      Nine unique locations in the Rio Grande Valley make up the world birding center sites, and three of these outdoor destinations are state parks.

      The largest of the parks is Brownsville's Resaca de la Palma, which encompasses some 1200 acres of subtropical forest. Pablo Yturbe says, Park Superintendent, "Being on a funnel between the Chihuahuan Desert and the Gulf of Mexico creates this climate that produces this subtropical forest, and you are not going to find it north from here." Long before the Valley was settled, the Rio Grande shaped the park with old meandering of the river known as resacas coiling thru the lush vegetation.

      Stephanie Galla is the habitat conservation coordinator for the three Rio Grande Valley state parks, and she has documented a variety of rare creatures throughout the Valley and especially at Resaca de la Palmas riparian river woodlands. Stephanie Galla says, "And along with this habitat comes species that really reach their northern limits here. So, lets say if you were a bird counter in the United States this is the only place you could go to get hook-billed kites and white-tipped doves, green jays, Altamira orioles, great kiskadees. It is really a magical place in that sense. It is a little pocket of really diverse habitat." The park, with its verdant native habitat, attracts a variety of bird and butterfly species that don't venture much father north, like the shimmering blue metalmark and tropical jewel known as the Mexican blue wing.
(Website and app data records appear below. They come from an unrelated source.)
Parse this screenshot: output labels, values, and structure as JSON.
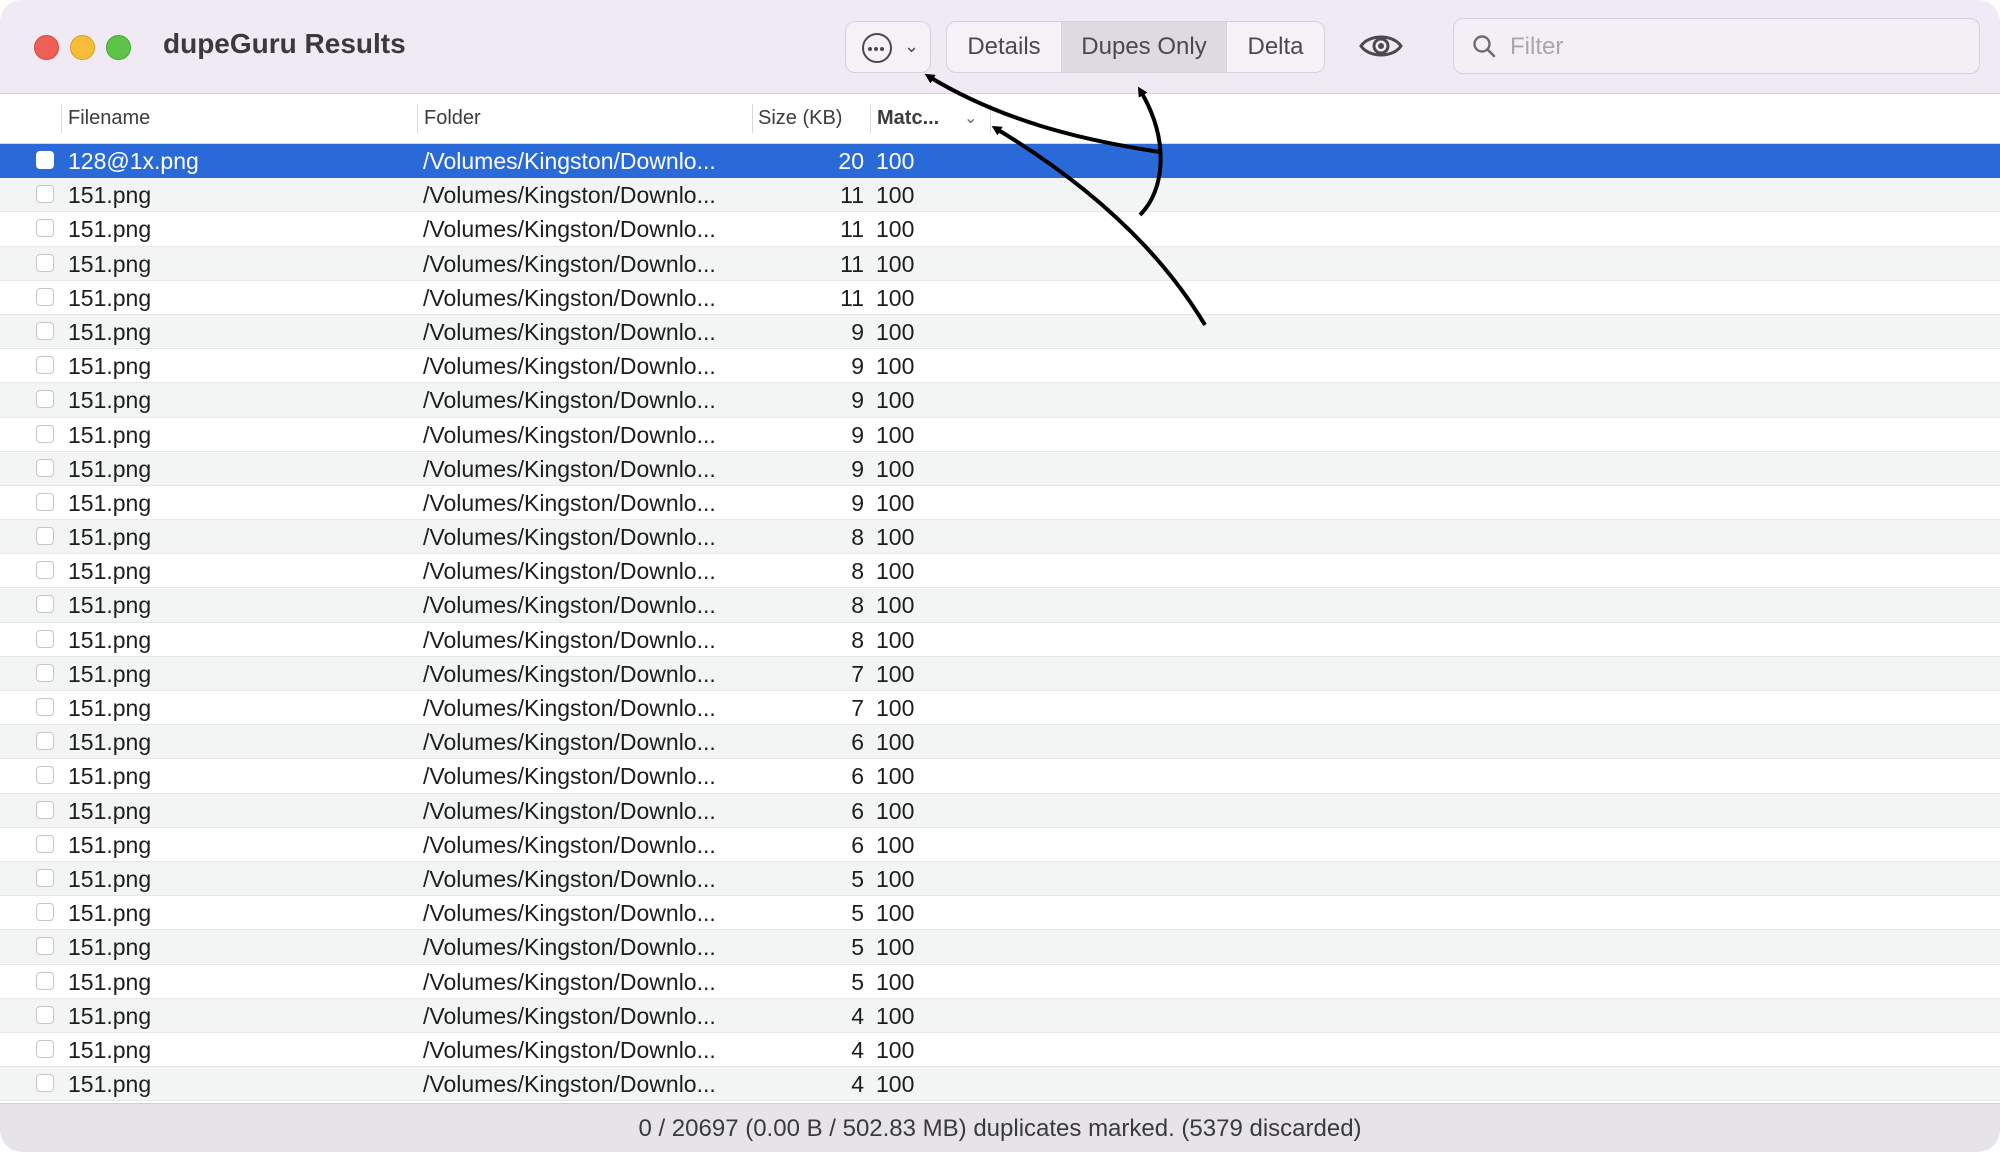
{
  "window": {
    "title": "dupeGuru Results"
  },
  "toolbar": {
    "action_icon": "ellipsis-circle-icon",
    "action_chevron": "chevron-down-icon",
    "segments": [
      "Details",
      "Dupes Only",
      "Delta"
    ],
    "selected_segment": "Dupes Only",
    "preview_icon": "eye-icon",
    "filter_placeholder": "Filter"
  },
  "table": {
    "columns": [
      "Filename",
      "Folder",
      "Size (KB)",
      "Matc..."
    ],
    "sorted_column": "Matc...",
    "rows": [
      {
        "name": "128@1x.png",
        "folder": "/Volumes/Kingston/Downlo...",
        "size": "20",
        "match": "100",
        "selected": true
      },
      {
        "name": "151.png",
        "folder": "/Volumes/Kingston/Downlo...",
        "size": "11",
        "match": "100"
      },
      {
        "name": "151.png",
        "folder": "/Volumes/Kingston/Downlo...",
        "size": "11",
        "match": "100"
      },
      {
        "name": "151.png",
        "folder": "/Volumes/Kingston/Downlo...",
        "size": "11",
        "match": "100"
      },
      {
        "name": "151.png",
        "folder": "/Volumes/Kingston/Downlo...",
        "size": "11",
        "match": "100"
      },
      {
        "name": "151.png",
        "folder": "/Volumes/Kingston/Downlo...",
        "size": "9",
        "match": "100"
      },
      {
        "name": "151.png",
        "folder": "/Volumes/Kingston/Downlo...",
        "size": "9",
        "match": "100"
      },
      {
        "name": "151.png",
        "folder": "/Volumes/Kingston/Downlo...",
        "size": "9",
        "match": "100"
      },
      {
        "name": "151.png",
        "folder": "/Volumes/Kingston/Downlo...",
        "size": "9",
        "match": "100"
      },
      {
        "name": "151.png",
        "folder": "/Volumes/Kingston/Downlo...",
        "size": "9",
        "match": "100"
      },
      {
        "name": "151.png",
        "folder": "/Volumes/Kingston/Downlo...",
        "size": "9",
        "match": "100"
      },
      {
        "name": "151.png",
        "folder": "/Volumes/Kingston/Downlo...",
        "size": "8",
        "match": "100"
      },
      {
        "name": "151.png",
        "folder": "/Volumes/Kingston/Downlo...",
        "size": "8",
        "match": "100"
      },
      {
        "name": "151.png",
        "folder": "/Volumes/Kingston/Downlo...",
        "size": "8",
        "match": "100"
      },
      {
        "name": "151.png",
        "folder": "/Volumes/Kingston/Downlo...",
        "size": "8",
        "match": "100"
      },
      {
        "name": "151.png",
        "folder": "/Volumes/Kingston/Downlo...",
        "size": "7",
        "match": "100"
      },
      {
        "name": "151.png",
        "folder": "/Volumes/Kingston/Downlo...",
        "size": "7",
        "match": "100"
      },
      {
        "name": "151.png",
        "folder": "/Volumes/Kingston/Downlo...",
        "size": "6",
        "match": "100"
      },
      {
        "name": "151.png",
        "folder": "/Volumes/Kingston/Downlo...",
        "size": "6",
        "match": "100"
      },
      {
        "name": "151.png",
        "folder": "/Volumes/Kingston/Downlo...",
        "size": "6",
        "match": "100"
      },
      {
        "name": "151.png",
        "folder": "/Volumes/Kingston/Downlo...",
        "size": "6",
        "match": "100"
      },
      {
        "name": "151.png",
        "folder": "/Volumes/Kingston/Downlo...",
        "size": "5",
        "match": "100"
      },
      {
        "name": "151.png",
        "folder": "/Volumes/Kingston/Downlo...",
        "size": "5",
        "match": "100"
      },
      {
        "name": "151.png",
        "folder": "/Volumes/Kingston/Downlo...",
        "size": "5",
        "match": "100"
      },
      {
        "name": "151.png",
        "folder": "/Volumes/Kingston/Downlo...",
        "size": "5",
        "match": "100"
      },
      {
        "name": "151.png",
        "folder": "/Volumes/Kingston/Downlo...",
        "size": "4",
        "match": "100"
      },
      {
        "name": "151.png",
        "folder": "/Volumes/Kingston/Downlo...",
        "size": "4",
        "match": "100"
      },
      {
        "name": "151.png",
        "folder": "/Volumes/Kingston/Downlo...",
        "size": "4",
        "match": "100"
      }
    ]
  },
  "status": {
    "text": "0 / 20697 (0.00 B / 502.83 MB) duplicates marked. (5379 discarded)"
  },
  "colors": {
    "selection": "#2a6ad8",
    "toolbar_bg": "#efeaf3",
    "row_alt": "#f3f5f5"
  }
}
Galla, "It is kind of like a step back in time when you get to go into those woods. It's really magical to step back in there and take a look at how it used to be." With your Nature Report I'm Richard Moore